Zimbabwe’s biggest grower and producer of tea and coffee, Tanganda Tea Company Limited — a subsidiary of Meikles Limited — says bulk tea exports marginally increased although production suffered a significant decline during the half year to September 30, 2019.
According to Meikles group executive chairman John Moxon, bulk tea export sales rose a marginal 0,8 percent to 3 669 tonnes compared to 3 638 tonnes achieved during the same period last year.
Average international bulk tea export price for the period retreated to US$1,47/kg from US$1,68/kg in the six months period to 30 September 2018.
Volume of tea and coffee sales to the domestic market went down 25 percent due to diminishing disposable incomes.
The global tea market, however, registered a compounded annual growth rate (CAGR) of 5,63 percent during 2011 and 2018. In 2018 it reached 6,2 million tonnes and is expected to reach 7,58 million tonnes by 2024 according to a Global Tea Market Outlook to 2024 Report.
In Zimbabwe, the period under review saw the country experience persistent foreign currency shortages and inflationary pressures as the foreign currency exchange rate sky-rocketed on the illegal parallel market.
This resulted in waning disposable incomes.
During the period under review, bulk tea production declined by 25 percent primarily due to the drought worsened by the inability to irrigate as well as reduced tea factories operating hours because of intermittent electricity supply.
Industry wide, erratic power supplies have been a cause for concern as this has resulted in a significant reduction in production time as industry endures long hours of load shedding.
However, volume of macadamia nuts production grew significantly by 234 percent to 779 tonnes from 233 tonnes achieved in the prior year comparable period.
As at close of the period, 463 tonnes of the top graded crop had been sold at an average price of US$5,04 per kilogramme compared to 374 tonnes sold in prior year at US$5,07 per kilogramme.
Avocado production grew by 44 percent to 1 908 tonnes from 1 371 tonnes. The company also benefited from a 60 percent increase in average price of US$1,62/kg was as compared to US$1,01/kg realised in the previous period.
This year, tropical cyclone Idai hit some parts of Manicaland Province, which had a knock-on effect on businesses operating in the area such as Tanganda, whose avocado crop was affected.
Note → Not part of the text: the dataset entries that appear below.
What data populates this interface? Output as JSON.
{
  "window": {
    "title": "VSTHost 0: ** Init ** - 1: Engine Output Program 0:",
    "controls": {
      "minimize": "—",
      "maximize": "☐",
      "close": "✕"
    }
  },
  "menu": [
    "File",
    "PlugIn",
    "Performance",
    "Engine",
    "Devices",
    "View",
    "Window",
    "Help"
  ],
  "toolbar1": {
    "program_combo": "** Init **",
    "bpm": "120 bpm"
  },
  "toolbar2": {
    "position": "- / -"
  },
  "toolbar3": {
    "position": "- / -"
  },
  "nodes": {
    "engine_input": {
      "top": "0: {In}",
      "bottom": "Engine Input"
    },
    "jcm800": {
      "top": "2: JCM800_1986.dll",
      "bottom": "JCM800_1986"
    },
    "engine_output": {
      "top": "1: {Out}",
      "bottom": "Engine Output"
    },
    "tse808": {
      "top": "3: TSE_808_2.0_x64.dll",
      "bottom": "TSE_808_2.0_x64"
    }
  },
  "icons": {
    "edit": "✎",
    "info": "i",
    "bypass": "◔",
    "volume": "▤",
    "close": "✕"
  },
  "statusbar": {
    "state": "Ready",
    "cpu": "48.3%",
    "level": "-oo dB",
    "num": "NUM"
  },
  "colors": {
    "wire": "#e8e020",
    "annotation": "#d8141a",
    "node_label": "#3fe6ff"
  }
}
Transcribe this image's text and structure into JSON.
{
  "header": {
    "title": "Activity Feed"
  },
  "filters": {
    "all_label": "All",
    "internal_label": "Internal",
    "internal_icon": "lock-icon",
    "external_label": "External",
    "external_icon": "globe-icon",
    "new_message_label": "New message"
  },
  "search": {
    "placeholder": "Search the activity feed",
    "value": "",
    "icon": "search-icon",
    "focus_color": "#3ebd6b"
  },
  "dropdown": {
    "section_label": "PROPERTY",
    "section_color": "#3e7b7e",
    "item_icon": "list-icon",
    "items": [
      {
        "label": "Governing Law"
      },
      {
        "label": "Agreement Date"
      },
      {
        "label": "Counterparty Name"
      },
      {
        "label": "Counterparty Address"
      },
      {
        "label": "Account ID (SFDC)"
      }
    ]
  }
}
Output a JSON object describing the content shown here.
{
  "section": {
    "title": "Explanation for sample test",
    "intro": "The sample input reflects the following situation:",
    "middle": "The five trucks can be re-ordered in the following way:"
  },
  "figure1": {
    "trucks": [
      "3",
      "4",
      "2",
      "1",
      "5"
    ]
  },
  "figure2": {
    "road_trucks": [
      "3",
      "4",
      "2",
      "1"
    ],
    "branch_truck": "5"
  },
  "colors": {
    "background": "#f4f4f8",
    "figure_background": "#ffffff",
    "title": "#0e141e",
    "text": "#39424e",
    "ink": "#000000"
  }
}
But this was offset by improved global prices.
“Despite the adverse effects of two hailstorms and Cyclone Idai on the Avocado crop, high world market price this season compensated for low crop grade,” said Moxon.
On the monetary performance, Tanganda’s revenue grew 564 percent to $104,3 million from $15,7 million recorded during the same prior year comparable period.
Earnings before interest, tax, depreciation and amortisation (EBITDA) grew 1 000 percent to $96 million while after tax profit grew 1 800 percent to $110,3 million.
Following acute power shortages being experienced in the country, the company’s focus is on building internal power generation capacity and work on 1,8 MW solar farm at Ratelshoek, its biggest estate, which will commence before end of March 2020.
Similar projects will be rolled out to the remaining four estates.